The second instruction is “Clean up.“ We do not want to be found dressed in dirty garments when the Lord returns. 1 John 2:28 reminds us, And now, little children, abide in Him, that when He shall appear, we may have confidence and not be ashamed before Him at His coming. Then, 1 John 3: 3, And every man that hath this hope in Him purifieth himself, even as He is pure.
The Christian wears the armor of light not the deeds of darkness. He has no reason to get involved in the sinful pleasures of the world.
Finally, Paul admonished, “Grow up.“ Verse 14 of Romans 13, above, states but put ye on the Lord Jesus Christ, and make not provision for the flesh, to fulfill the lusts thereof.
To put on the Lord Jesus Christ means to become more like Him, to receive by faith all that He is for our daily living. We “grow” on the basis of the food that we eat. That is why God warns us not to make provisions for the “flesh”. If we feed the flesh, we will fail, but if we feed the inner man the nourishing things of the Spirit, we will succeed as a follower of Christ. In other words, a Christian citizen ought to be the best of citizens.
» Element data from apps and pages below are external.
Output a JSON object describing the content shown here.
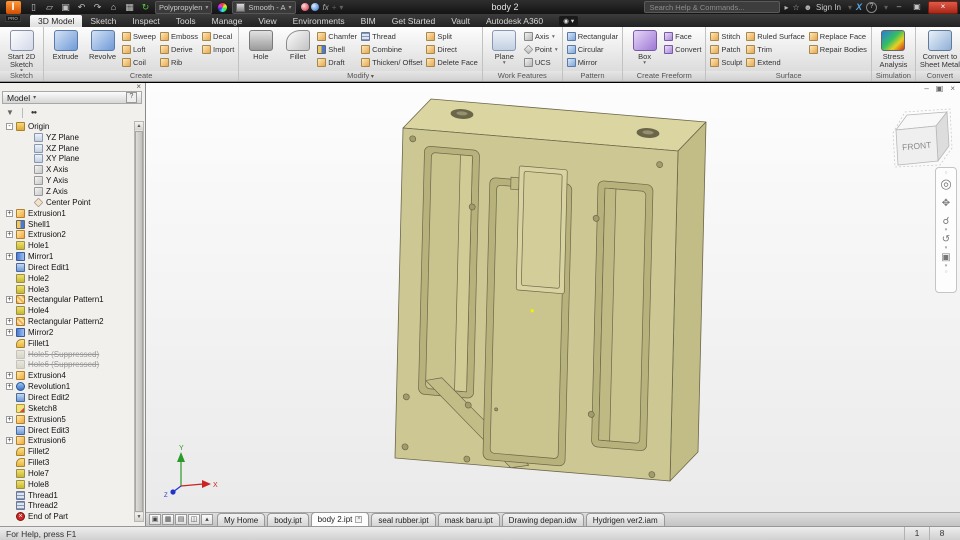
{
  "titlebar": {
    "logo_text": "PRO",
    "title": "body 2",
    "material_dropdown": "Polypropylen",
    "appearance_dropdown": "Smooth - A",
    "search_placeholder": "Search Help & Commands...",
    "sign_in_label": "Sign In",
    "qat_icons": [
      {
        "name": "new-file-icon",
        "glyph": "▯"
      },
      {
        "name": "open-icon",
        "glyph": "▱"
      },
      {
        "name": "save-icon",
        "glyph": "▣"
      },
      {
        "name": "undo-icon",
        "glyph": "↶"
      },
      {
        "name": "redo-icon",
        "glyph": "↷"
      },
      {
        "name": "home-icon",
        "glyph": "⌂"
      },
      {
        "name": "render-gallery-icon",
        "glyph": "▦"
      },
      {
        "name": "update-icon",
        "glyph": "↻",
        "green": true
      }
    ]
  },
  "ui": {
    "dropdown": "▾",
    "minimize": "–",
    "restore": "▣",
    "close": "×",
    "help": "?",
    "star": "☆",
    "person": "☻",
    "send": "▸",
    "app_exchange": "X",
    "screencast": "◉",
    "panel_close": "×",
    "funnel": "▼",
    "find": "●●",
    "scroll_up": "▲",
    "scroll_down": "▼",
    "fx": "fx",
    "plus": "+",
    "ribbon_expand": "▾"
  },
  "ribbon_tabs": [
    {
      "label": "3D Model",
      "active": true
    },
    {
      "label": "Sketch"
    },
    {
      "label": "Inspect"
    },
    {
      "label": "Tools"
    },
    {
      "label": "Manage"
    },
    {
      "label": "View"
    },
    {
      "label": "Environments"
    },
    {
      "label": "BIM"
    },
    {
      "label": "Get Started"
    },
    {
      "label": "Vault"
    },
    {
      "label": "Autodesk A360"
    }
  ],
  "ribbon": {
    "groups": [
      {
        "label": "Sketch",
        "big": [
          {
            "label": "Start 2D Sketch",
            "icon": "start-2d-sketch",
            "dd": true
          }
        ],
        "small": []
      },
      {
        "label": "Create",
        "big": [
          {
            "label": "Extrude",
            "icon": "extrude"
          },
          {
            "label": "Revolve",
            "icon": "revolve"
          }
        ],
        "small": [
          {
            "label": "Sweep",
            "icon": "sweep"
          },
          {
            "label": "Loft",
            "icon": "loft"
          },
          {
            "label": "Coil",
            "icon": "coil"
          },
          {
            "label": "Emboss",
            "icon": "emboss"
          },
          {
            "label": "Derive",
            "icon": "derive"
          },
          {
            "label": "Rib",
            "icon": "rib"
          },
          {
            "label": "Decal",
            "icon": "decal"
          },
          {
            "label": "Import",
            "icon": "import"
          }
        ]
      },
      {
        "label": "Modify",
        "menu": true,
        "big": [
          {
            "label": "Hole",
            "icon": "hole"
          },
          {
            "label": "Fillet",
            "icon": "fillet"
          }
        ],
        "small": [
          {
            "label": "Chamfer",
            "icon": "chamfer"
          },
          {
            "label": "Shell",
            "icon": "shell"
          },
          {
            "label": "Draft",
            "icon": "draft"
          },
          {
            "label": "Thread",
            "icon": "thread"
          },
          {
            "label": "Combine",
            "icon": "combine"
          },
          {
            "label": "Thicken/ Offset",
            "icon": "thicken-offset"
          },
          {
            "label": "Split",
            "icon": "split"
          },
          {
            "label": "Direct",
            "icon": "direct"
          },
          {
            "label": "Delete Face",
            "icon": "delete-face"
          }
        ]
      },
      {
        "label": "Work Features",
        "big": [
          {
            "label": "Plane",
            "icon": "plane",
            "dd": true
          }
        ],
        "small": [
          {
            "label": "Axis",
            "icon": "axis",
            "dd": true
          },
          {
            "label": "Point",
            "icon": "point",
            "dd": true
          },
          {
            "label": "UCS",
            "icon": "ucs"
          }
        ]
      },
      {
        "label": "Pattern",
        "big": [],
        "small": [
          {
            "label": "Rectangular",
            "icon": "rectangular-pattern"
          },
          {
            "label": "Circular",
            "icon": "circular-pattern"
          },
          {
            "label": "Mirror",
            "icon": "mirror-pattern"
          }
        ]
      },
      {
        "label": "Create Freeform",
        "big": [
          {
            "label": "Box",
            "icon": "box",
            "dd": true
          }
        ],
        "small": [
          {
            "label": "Face",
            "icon": "face"
          },
          {
            "label": "Convert",
            "icon": "convert-freeform"
          }
        ]
      },
      {
        "label": "Surface",
        "big": [],
        "small": [
          {
            "label": "Stitch",
            "icon": "stitch"
          },
          {
            "label": "Patch",
            "icon": "patch"
          },
          {
            "label": "Sculpt",
            "icon": "sculpt"
          },
          {
            "label": "Ruled Surface",
            "icon": "ruled-surface"
          },
          {
            "label": "Trim",
            "icon": "trim"
          },
          {
            "label": "Extend",
            "icon": "extend"
          },
          {
            "label": "Replace Face",
            "icon": "replace-face"
          },
          {
            "label": "Repair Bodies",
            "icon": "repair-bodies"
          }
        ]
      },
      {
        "label": "Simulation",
        "big": [
          {
            "label": "Stress Analysis",
            "icon": "stress-analysis"
          }
        ],
        "small": []
      },
      {
        "label": "Convert",
        "big": [
          {
            "label": "Convert to Sheet Metal",
            "icon": "sheet-metal"
          }
        ],
        "small": []
      }
    ]
  },
  "browser": {
    "panel_title": "Model",
    "tree": [
      {
        "label": "Origin",
        "icon": "folder",
        "expand": "-"
      },
      {
        "label": "YZ Plane",
        "icon": "plane",
        "child": true
      },
      {
        "label": "XZ Plane",
        "icon": "plane",
        "child": true
      },
      {
        "label": "XY Plane",
        "icon": "plane",
        "child": true
      },
      {
        "label": "X Axis",
        "icon": "axis",
        "child": true
      },
      {
        "label": "Y Axis",
        "icon": "axis",
        "child": true
      },
      {
        "label": "Z Axis",
        "icon": "axis",
        "child": true
      },
      {
        "label": "Center Point",
        "icon": "point",
        "child": true
      },
      {
        "label": "Extrusion1",
        "icon": "extrusion",
        "expand": "+"
      },
      {
        "label": "Shell1",
        "icon": "shell"
      },
      {
        "label": "Extrusion2",
        "icon": "extrusion",
        "expand": "+"
      },
      {
        "label": "Hole1",
        "icon": "hole-f"
      },
      {
        "label": "Mirror1",
        "icon": "mirror",
        "expand": "+"
      },
      {
        "label": "Direct Edit1",
        "icon": "direct-edit"
      },
      {
        "label": "Hole2",
        "icon": "hole-f"
      },
      {
        "label": "Hole3",
        "icon": "hole-f"
      },
      {
        "label": "Rectangular Pattern1",
        "icon": "pattern",
        "expand": "+"
      },
      {
        "label": "Hole4",
        "icon": "hole-f"
      },
      {
        "label": "Rectangular Pattern2",
        "icon": "pattern",
        "expand": "+"
      },
      {
        "label": "Mirror2",
        "icon": "mirror",
        "expand": "+"
      },
      {
        "label": "Fillet1",
        "icon": "fillet-f"
      },
      {
        "label": "Hole5 (Suppressed)",
        "icon": "hole-f",
        "suppressed": true
      },
      {
        "label": "Hole6 (Suppressed)",
        "icon": "hole-f",
        "suppressed": true
      },
      {
        "label": "Extrusion4",
        "icon": "extrusion",
        "expand": "+"
      },
      {
        "label": "Revolution1",
        "icon": "revolution",
        "expand": "+"
      },
      {
        "label": "Direct Edit2",
        "icon": "direct-edit"
      },
      {
        "label": "Sketch8",
        "icon": "sketch"
      },
      {
        "label": "Extrusion5",
        "icon": "extrusion",
        "expand": "+"
      },
      {
        "label": "Direct Edit3",
        "icon": "direct-edit"
      },
      {
        "label": "Extrusion6",
        "icon": "extrusion",
        "expand": "+"
      },
      {
        "label": "Fillet2",
        "icon": "fillet-f"
      },
      {
        "label": "Fillet3",
        "icon": "fillet-f"
      },
      {
        "label": "Hole7",
        "icon": "hole-f"
      },
      {
        "label": "Hole8",
        "icon": "hole-f"
      },
      {
        "label": "Thread1",
        "icon": "thread"
      },
      {
        "label": "Thread2",
        "icon": "thread"
      },
      {
        "label": "End of Part",
        "icon": "end"
      }
    ]
  },
  "viewport": {
    "viewcube_front": "FRONT",
    "triad": {
      "x": "X",
      "y": "Y",
      "z": "Z"
    },
    "nav_icons": [
      {
        "name": "navigation-wheel-icon",
        "glyph": "◎",
        "big": true
      },
      {
        "name": "pan-icon",
        "glyph": "✥"
      },
      {
        "name": "zoom-icon",
        "glyph": "☌",
        "dd": true
      },
      {
        "name": "orbit-icon",
        "glyph": "↺",
        "dd": true
      },
      {
        "name": "look-at-icon",
        "glyph": "▣",
        "dd": true
      }
    ],
    "model_colors": {
      "top": "#dad5a1",
      "front": "#cdc893",
      "side": "#c2bc87",
      "pocket": "#b7b17c",
      "floor": "#c9c38e",
      "edge": "#6b6649"
    }
  },
  "window_arrange": [
    {
      "name": "cascade-windows-button",
      "glyph": "▣"
    },
    {
      "name": "tile-grid-button",
      "glyph": "▦"
    },
    {
      "name": "tile-horizontal-button",
      "glyph": "▤"
    },
    {
      "name": "tile-vertical-button",
      "glyph": "◫"
    },
    {
      "name": "expand-tabs-button",
      "glyph": "▴"
    }
  ],
  "doc_tabs": [
    {
      "label": "My Home"
    },
    {
      "label": "body.ipt"
    },
    {
      "label": "body 2.ipt",
      "active": true
    },
    {
      "label": "seal rubber.ipt"
    },
    {
      "label": "mask baru.ipt"
    },
    {
      "label": "Drawing depan.idw"
    },
    {
      "label": "Hydrigen ver2.iam"
    }
  ],
  "statusbar": {
    "message": "For Help, press F1",
    "fields": [
      "1",
      "8"
    ]
  }
}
In verse 11 of Romans 13, above, Paul told his readers to wake up and be ready for the coming of Christ, the Rapture. A casual reading of the daily newspaper will indicate to us that we are living in a day when Christ could come at any moment. It is believed among Pentecostals that the coming of Christ is twofold: (1) the Rapture, when saved people are caught up to meet the Lord in the air before the Great Tribulation and then (2) the revelation of Jesus Christ and the redeemed coming with Him from Heaven when Christ returns with His saints at the end the Great Tribulation.
At the rapture, Christ comes in the air for His saints. At the revelation, He comes to the earth with them. He must come for them before He comes with them.
At the rapture, Christ comes as the Bridegroom to take unto Himself His Bride, the Church. At the revelation, He comes with His Bride to rule the nations and stand on the same Mount Olivet from which He ascended. The rapture may happen at any moment.
The Christian life is not so much empty of the things of the world as it is filled with the things of Christ. Our lifestyle reveals the quality of our commitment to Christ.
Trust and do are words that go well together. We should have faith and that faith should work. Trusting God equips us for holy living. It would be good to study 1 Thessalonians 5. Our golden text is in verse 15: See that none render evil for evil unto any man; but ever follow that which is good, both among yourselves, and to all men. Never in the history of Christianity has chapter five of 1 Thessalonians been more relevant than it is today.
The mark of the church that the world notices is not the beauty of its buildings nor the landscaping nor the degrees that are attached to the pastors and workers nor the trained professional choir and staff; rather, it is these words of Christ in John 13:35, By this shall all men know that ye are My disciples, if you have love one to another. This is where the Church differs from the world. The world hates and returns evil for evil. The Church, the redeemed of the LORD, loves and returns good for evil.